Many of us have an old fridge that's broken down and taking up space in the garage or basement, or one that's working but is ancient and inefficient. If the time has come for you to clear the clutter or invest in a new, more energy-efficient version, but you're not sure what to do with the old one, here are some questions and answers to help you properly recycle refrigerators.
Yes: Great. If it works, but you don't need it anymore, you may be able to donate it to an organization, such as a charity or shelter, which will put it to good use. That group may even be able to help you transport it.
No: Skip to Question 2.
Yes: The home appliance store that you're purchasing your new appliance from may be able to take your old refrigerator and recycle it for you. At the time of your purchase, ask about free removal. In addition, if you're replacing an inefficient fridge, you may qualify for rebate or removal through your local utility. Did you know: New Energy Star qualified refrigerators use less than half as much energy as ones made prior to 1993.
No: Skip to Question 3.
Yes: Refrigerators and freezers have hazardous components, including refrigerants, chlorofluorocarbons, hydrochlorofluorocarbons, or other dangerous chemicals that can damage the ozone layer; that in turn affects how and where they can be recycled.
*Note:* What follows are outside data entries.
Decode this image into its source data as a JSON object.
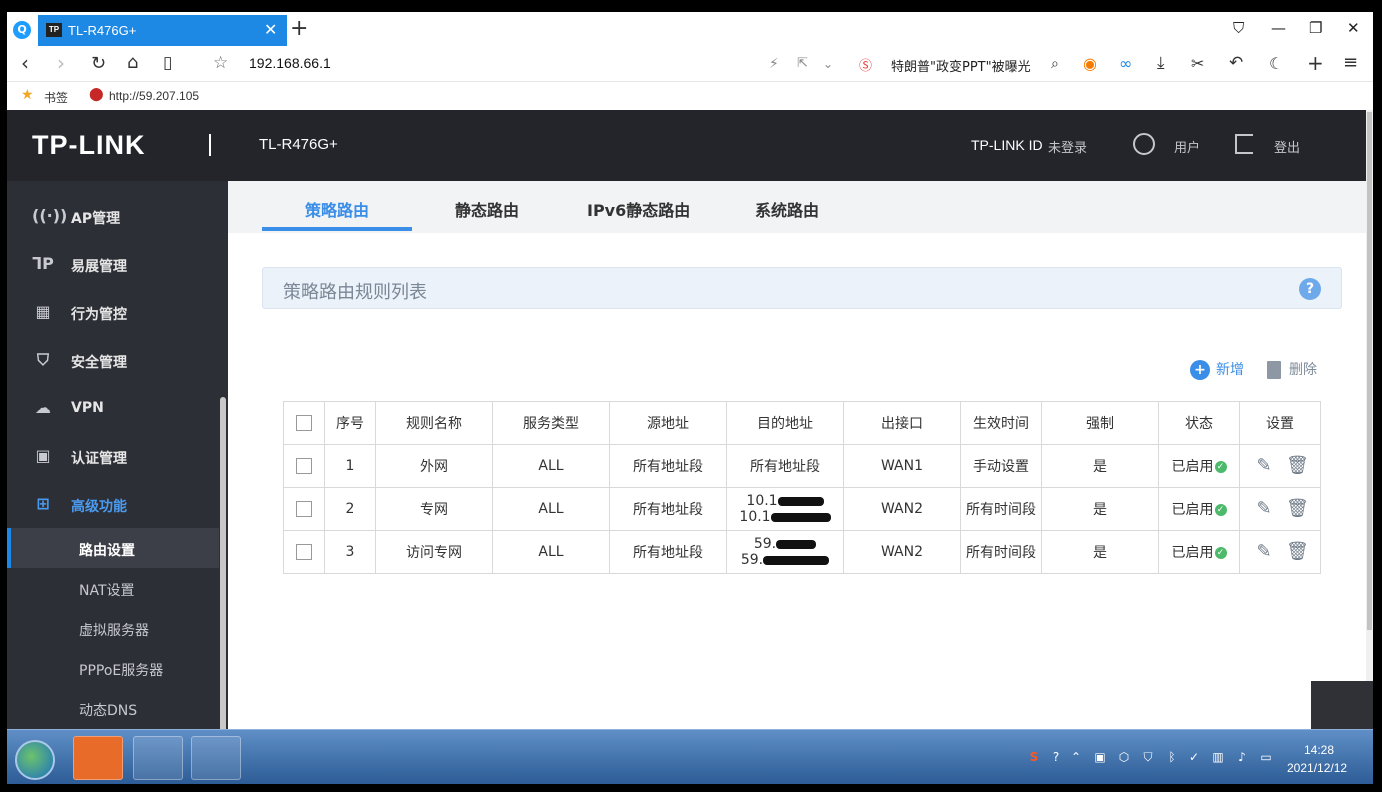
{
  "browser": {
    "tab_title": "TL-R476G+",
    "tab_favicon": "TP",
    "url": "192.168.66.1",
    "search_hint": "特朗普\"政变PPT\"被曝光",
    "bookmarks_label": "书签",
    "bookmark_link": "http://59.207.105"
  },
  "router": {
    "logo": "TP-LINK",
    "model": "TL-R476G+",
    "tpid_label": "TP-LINK ID",
    "tpid_status": "未登录",
    "user_label": "用户",
    "logout_label": "登出"
  },
  "sidebar": {
    "items": [
      {
        "label": "AP管理",
        "icon": "antenna-icon"
      },
      {
        "label": "易展管理",
        "icon": "mesh-icon"
      },
      {
        "label": "行为管控",
        "icon": "behavior-icon"
      },
      {
        "label": "安全管理",
        "icon": "shield-icon"
      },
      {
        "label": "VPN",
        "icon": "vpn-icon"
      },
      {
        "label": "认证管理",
        "icon": "auth-icon"
      },
      {
        "label": "高级功能",
        "icon": "grid-icon"
      }
    ],
    "sub_items": [
      "路由设置",
      "NAT设置",
      "虚拟服务器",
      "PPPoE服务器",
      "动态DNS"
    ],
    "active_color": "#1e88e5"
  },
  "tabs": [
    "策略路由",
    "静态路由",
    "IPv6静态路由",
    "系统路由"
  ],
  "panel_title": "策略路由规则列表",
  "actions": {
    "add": "新增",
    "delete": "删除"
  },
  "table": {
    "headers": [
      "序号",
      "规则名称",
      "服务类型",
      "源地址",
      "目的地址",
      "出接口",
      "生效时间",
      "强制",
      "状态",
      "设置"
    ],
    "rows": [
      {
        "no": "1",
        "name": "外网",
        "service": "ALL",
        "src": "所有地址段",
        "dst1": "所有地址段",
        "dst2": "",
        "iface": "WAN1",
        "time": "手动设置",
        "force": "是",
        "status": "已启用"
      },
      {
        "no": "2",
        "name": "专网",
        "service": "ALL",
        "src": "所有地址段",
        "dst1": "10.1",
        "dst2": "10.1",
        "iface": "WAN2",
        "time": "所有时间段",
        "force": "是",
        "status": "已启用"
      },
      {
        "no": "3",
        "name": "访问专网",
        "service": "ALL",
        "src": "所有地址段",
        "dst1": "59.",
        "dst2": "59.",
        "iface": "WAN2",
        "time": "所有时间段",
        "force": "是",
        "status": "已启用"
      }
    ]
  },
  "taskbar": {
    "time": "14:28",
    "date": "2021/12/12"
  }
}
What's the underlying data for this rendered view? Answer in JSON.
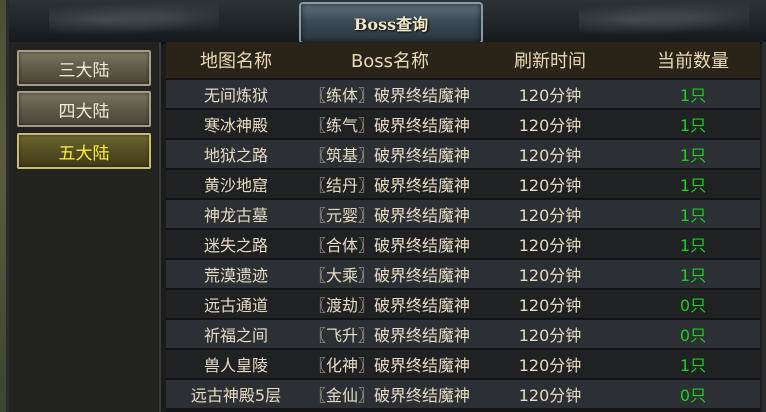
{
  "window": {
    "title": "Boss查询"
  },
  "sidebar": {
    "items": [
      {
        "label": "三大陆",
        "active": false
      },
      {
        "label": "四大陆",
        "active": false
      },
      {
        "label": "五大陆",
        "active": true
      }
    ]
  },
  "table": {
    "headers": [
      "地图名称",
      "Boss名称",
      "刷新时间",
      "当前数量"
    ],
    "rows": [
      {
        "map": "无间炼狱",
        "boss": "〖练体〗破界终结魔神",
        "time": "120分钟",
        "count": "1只"
      },
      {
        "map": "寒冰神殿",
        "boss": "〖练气〗破界终结魔神",
        "time": "120分钟",
        "count": "1只"
      },
      {
        "map": "地狱之路",
        "boss": "〖筑基〗破界终结魔神",
        "time": "120分钟",
        "count": "1只"
      },
      {
        "map": "黄沙地窟",
        "boss": "〖结丹〗破界终结魔神",
        "time": "120分钟",
        "count": "1只"
      },
      {
        "map": "神龙古墓",
        "boss": "〖元婴〗破界终结魔神",
        "time": "120分钟",
        "count": "1只"
      },
      {
        "map": "迷失之路",
        "boss": "〖合体〗破界终结魔神",
        "time": "120分钟",
        "count": "1只"
      },
      {
        "map": "荒漠遗迹",
        "boss": "〖大乘〗破界终结魔神",
        "time": "120分钟",
        "count": "1只"
      },
      {
        "map": "远古通道",
        "boss": "〖渡劫〗破界终结魔神",
        "time": "120分钟",
        "count": "0只"
      },
      {
        "map": "祈福之间",
        "boss": "〖飞升〗破界终结魔神",
        "time": "120分钟",
        "count": "0只"
      },
      {
        "map": "兽人皇陵",
        "boss": "〖化神〗破界终结魔神",
        "time": "120分钟",
        "count": "1只"
      },
      {
        "map": "远古神殿5层",
        "boss": "〖金仙〗破界终结魔神",
        "time": "120分钟",
        "count": "0只"
      }
    ]
  },
  "colors": {
    "count": "#1bd11b",
    "active_tab_text": "#ffef3a",
    "header_text": "#e9d8b5",
    "row_text": "#e6dbc2"
  }
}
Your local waste disposal company may be able to pick it up for you, but they could charge you a fee. However, when they recycle the refrigerator they will remove reusable metals, glass, and plastic.
If your local waste disposal company cannot pick it up, you may need to take it to a recycling center, which can be managed by your local municipality and have specific dates for the drop off of bulk items. Call your area's waste disposal office to find out details.
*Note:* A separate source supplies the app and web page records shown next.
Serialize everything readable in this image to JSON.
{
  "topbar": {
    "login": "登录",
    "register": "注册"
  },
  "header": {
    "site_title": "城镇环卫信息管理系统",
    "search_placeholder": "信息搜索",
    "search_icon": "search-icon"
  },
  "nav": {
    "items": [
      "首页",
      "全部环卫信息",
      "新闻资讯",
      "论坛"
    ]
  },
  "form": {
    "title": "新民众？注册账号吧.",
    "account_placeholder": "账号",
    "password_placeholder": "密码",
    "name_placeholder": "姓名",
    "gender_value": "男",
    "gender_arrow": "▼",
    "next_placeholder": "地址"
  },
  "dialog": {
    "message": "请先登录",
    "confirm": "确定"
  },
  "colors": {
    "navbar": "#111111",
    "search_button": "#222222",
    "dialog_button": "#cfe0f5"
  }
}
No: If you know that your municipality does not recycle refrigerators, you can contact the U.S. Environmental Protection Agency and their Responsible Appliance Disposal program (epa.gov/rad). They will be able to assist you with finding a recycling point. Know that you may have to prepare the refrigerator by removing the door, drawers, and accessories.
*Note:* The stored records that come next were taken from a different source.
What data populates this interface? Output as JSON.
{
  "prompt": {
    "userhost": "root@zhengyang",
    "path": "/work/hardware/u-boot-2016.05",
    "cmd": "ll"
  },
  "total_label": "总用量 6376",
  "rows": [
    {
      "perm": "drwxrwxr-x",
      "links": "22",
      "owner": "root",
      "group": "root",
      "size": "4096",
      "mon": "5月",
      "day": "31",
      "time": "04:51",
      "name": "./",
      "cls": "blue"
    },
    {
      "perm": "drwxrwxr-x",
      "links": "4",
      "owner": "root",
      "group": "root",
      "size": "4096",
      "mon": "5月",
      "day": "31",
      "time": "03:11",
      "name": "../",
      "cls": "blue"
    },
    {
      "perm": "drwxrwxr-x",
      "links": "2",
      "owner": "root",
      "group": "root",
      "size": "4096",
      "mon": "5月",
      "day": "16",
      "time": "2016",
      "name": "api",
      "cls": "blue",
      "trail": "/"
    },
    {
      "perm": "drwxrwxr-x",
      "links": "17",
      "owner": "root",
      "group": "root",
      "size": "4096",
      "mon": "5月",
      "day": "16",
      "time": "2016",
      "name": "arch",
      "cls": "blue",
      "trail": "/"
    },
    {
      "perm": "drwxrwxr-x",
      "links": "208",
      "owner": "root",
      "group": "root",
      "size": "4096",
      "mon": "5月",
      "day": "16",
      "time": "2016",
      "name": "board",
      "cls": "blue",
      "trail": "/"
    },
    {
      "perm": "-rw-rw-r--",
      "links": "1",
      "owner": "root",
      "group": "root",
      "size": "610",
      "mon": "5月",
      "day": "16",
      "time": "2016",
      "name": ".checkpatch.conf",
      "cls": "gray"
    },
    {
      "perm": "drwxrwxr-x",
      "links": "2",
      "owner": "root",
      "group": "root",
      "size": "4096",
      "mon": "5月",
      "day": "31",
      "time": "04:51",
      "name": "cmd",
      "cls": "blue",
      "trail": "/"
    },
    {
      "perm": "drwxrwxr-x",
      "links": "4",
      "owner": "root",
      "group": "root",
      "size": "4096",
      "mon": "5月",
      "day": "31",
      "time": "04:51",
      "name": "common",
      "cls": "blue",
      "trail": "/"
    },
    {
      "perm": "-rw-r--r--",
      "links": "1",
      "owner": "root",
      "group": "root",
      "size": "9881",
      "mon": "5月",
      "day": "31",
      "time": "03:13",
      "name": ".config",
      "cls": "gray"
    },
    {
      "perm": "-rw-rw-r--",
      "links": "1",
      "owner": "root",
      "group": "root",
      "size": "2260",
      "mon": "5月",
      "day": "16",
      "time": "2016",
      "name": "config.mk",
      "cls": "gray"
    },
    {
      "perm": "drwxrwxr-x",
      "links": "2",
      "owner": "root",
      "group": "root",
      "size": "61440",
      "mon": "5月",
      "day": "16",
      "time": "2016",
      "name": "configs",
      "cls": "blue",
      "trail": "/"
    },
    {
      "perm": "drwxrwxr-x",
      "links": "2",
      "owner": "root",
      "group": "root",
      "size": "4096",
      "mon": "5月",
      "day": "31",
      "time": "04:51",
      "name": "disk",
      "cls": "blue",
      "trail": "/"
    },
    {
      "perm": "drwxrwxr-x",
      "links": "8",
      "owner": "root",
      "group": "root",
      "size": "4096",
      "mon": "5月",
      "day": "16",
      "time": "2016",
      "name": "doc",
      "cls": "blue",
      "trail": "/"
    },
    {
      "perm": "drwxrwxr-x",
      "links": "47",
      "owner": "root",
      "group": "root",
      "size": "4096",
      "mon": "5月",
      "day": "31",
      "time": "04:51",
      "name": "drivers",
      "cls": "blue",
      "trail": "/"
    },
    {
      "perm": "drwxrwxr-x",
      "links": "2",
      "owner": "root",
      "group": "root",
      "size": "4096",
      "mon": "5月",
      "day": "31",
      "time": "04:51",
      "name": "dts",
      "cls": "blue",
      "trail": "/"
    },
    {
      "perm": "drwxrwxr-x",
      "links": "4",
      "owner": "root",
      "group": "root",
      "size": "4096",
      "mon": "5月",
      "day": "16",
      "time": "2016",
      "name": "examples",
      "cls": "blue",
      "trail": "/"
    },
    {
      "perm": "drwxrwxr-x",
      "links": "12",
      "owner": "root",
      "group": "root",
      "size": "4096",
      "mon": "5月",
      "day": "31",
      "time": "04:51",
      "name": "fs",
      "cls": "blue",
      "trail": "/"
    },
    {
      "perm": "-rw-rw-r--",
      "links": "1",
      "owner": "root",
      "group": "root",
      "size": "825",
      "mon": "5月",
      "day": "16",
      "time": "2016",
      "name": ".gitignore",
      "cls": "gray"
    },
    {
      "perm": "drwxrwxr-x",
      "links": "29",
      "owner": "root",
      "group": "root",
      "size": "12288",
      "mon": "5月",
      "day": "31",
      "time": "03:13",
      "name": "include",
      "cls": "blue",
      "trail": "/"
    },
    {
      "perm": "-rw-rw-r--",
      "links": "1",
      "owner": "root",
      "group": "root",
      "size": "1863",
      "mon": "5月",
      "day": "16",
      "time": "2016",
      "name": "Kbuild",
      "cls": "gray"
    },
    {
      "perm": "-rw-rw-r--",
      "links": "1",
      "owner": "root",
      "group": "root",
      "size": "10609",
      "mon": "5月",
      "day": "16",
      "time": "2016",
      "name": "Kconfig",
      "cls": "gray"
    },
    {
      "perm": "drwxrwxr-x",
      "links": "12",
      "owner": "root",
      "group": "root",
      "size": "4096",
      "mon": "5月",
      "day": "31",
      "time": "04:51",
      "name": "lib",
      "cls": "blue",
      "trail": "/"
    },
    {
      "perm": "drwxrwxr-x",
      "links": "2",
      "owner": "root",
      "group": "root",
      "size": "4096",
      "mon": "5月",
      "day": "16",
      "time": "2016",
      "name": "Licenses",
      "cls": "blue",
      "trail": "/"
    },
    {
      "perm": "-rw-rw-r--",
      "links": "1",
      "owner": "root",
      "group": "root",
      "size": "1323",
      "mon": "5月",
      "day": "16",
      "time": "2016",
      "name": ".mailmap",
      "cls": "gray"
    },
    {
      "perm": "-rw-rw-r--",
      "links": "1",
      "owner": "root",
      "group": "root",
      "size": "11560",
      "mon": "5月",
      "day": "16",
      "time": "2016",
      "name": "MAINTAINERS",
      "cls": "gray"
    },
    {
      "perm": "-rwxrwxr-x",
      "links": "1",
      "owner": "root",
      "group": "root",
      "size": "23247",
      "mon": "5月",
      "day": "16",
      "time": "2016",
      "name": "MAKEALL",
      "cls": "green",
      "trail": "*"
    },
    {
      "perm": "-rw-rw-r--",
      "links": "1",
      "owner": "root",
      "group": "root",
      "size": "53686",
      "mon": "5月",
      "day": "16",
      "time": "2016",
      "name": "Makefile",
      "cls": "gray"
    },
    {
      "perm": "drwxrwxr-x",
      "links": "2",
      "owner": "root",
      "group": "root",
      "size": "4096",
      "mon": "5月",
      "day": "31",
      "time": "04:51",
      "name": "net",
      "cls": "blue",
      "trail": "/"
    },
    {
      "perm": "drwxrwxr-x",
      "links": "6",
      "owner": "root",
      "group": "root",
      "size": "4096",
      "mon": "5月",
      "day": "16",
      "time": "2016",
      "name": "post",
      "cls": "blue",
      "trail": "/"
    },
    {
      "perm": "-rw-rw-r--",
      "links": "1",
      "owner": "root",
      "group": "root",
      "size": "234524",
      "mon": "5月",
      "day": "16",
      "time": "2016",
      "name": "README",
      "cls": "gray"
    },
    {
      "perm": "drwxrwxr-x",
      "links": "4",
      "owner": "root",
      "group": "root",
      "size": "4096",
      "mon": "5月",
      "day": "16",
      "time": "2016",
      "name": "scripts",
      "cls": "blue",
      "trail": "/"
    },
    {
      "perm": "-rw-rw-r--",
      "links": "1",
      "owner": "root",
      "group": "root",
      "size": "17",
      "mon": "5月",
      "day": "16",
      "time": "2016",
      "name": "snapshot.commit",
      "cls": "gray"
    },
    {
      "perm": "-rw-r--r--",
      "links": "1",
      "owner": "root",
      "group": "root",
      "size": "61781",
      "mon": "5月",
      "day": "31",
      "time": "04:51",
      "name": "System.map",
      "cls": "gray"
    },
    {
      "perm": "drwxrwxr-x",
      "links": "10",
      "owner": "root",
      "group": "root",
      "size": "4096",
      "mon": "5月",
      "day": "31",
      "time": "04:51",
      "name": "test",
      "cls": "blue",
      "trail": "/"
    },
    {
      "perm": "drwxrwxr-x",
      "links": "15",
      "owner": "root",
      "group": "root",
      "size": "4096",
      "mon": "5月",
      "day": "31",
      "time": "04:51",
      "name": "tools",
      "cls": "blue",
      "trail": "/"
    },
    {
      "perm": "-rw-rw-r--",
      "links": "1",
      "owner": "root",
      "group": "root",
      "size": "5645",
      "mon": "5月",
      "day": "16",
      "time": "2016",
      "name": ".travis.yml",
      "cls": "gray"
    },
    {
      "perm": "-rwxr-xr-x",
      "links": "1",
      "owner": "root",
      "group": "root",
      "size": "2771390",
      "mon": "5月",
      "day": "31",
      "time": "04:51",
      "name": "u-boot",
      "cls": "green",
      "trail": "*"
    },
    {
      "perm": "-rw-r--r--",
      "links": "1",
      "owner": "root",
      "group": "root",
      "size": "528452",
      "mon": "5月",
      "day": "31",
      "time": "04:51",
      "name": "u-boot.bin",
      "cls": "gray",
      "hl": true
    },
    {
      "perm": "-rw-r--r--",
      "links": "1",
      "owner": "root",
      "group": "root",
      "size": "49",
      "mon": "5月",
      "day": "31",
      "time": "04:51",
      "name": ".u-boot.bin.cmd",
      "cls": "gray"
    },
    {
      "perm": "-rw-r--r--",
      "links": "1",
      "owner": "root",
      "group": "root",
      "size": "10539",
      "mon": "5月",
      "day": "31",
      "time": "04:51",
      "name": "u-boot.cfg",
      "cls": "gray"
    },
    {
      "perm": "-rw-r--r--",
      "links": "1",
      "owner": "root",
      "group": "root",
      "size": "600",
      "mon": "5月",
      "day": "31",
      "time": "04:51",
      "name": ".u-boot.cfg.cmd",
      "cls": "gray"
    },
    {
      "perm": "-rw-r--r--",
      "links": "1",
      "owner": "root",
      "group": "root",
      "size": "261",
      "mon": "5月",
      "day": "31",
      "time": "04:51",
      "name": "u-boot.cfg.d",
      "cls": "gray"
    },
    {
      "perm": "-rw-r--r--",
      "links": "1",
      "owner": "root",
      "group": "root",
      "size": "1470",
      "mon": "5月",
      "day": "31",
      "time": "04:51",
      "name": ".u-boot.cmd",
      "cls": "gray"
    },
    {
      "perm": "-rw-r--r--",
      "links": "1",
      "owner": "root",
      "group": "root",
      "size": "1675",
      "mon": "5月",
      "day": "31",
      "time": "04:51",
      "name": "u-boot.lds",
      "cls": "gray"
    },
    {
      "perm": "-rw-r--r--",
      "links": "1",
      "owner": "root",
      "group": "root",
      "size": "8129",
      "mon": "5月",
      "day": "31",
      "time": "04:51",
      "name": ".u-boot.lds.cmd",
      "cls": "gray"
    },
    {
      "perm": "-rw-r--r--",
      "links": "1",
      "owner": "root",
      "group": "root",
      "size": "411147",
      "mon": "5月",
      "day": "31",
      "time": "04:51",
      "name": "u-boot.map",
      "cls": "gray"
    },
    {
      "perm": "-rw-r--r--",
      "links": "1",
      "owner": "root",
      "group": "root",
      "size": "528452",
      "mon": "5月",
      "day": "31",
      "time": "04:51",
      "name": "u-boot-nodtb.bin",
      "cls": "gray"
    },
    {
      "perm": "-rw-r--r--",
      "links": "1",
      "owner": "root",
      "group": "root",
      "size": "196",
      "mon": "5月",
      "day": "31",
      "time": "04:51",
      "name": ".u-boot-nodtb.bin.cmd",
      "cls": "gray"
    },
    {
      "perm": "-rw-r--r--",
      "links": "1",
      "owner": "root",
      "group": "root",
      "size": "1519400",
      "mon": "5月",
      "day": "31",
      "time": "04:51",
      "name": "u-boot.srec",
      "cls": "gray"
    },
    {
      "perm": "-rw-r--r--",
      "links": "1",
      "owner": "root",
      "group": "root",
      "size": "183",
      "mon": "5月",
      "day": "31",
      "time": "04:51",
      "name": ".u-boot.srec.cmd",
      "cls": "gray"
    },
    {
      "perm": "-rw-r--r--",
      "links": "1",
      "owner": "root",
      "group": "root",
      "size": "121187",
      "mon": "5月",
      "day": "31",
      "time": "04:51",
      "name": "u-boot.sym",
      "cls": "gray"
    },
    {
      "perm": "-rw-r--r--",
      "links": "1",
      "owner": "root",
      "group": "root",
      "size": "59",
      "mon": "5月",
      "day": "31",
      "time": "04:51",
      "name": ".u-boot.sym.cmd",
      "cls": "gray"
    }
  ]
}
NOTE: If your waste disposal company picks up old refrigerators, never leave them curbside with unsecured doors. Either remove the doors or secure them so children cannot open the appliance and crawl inside.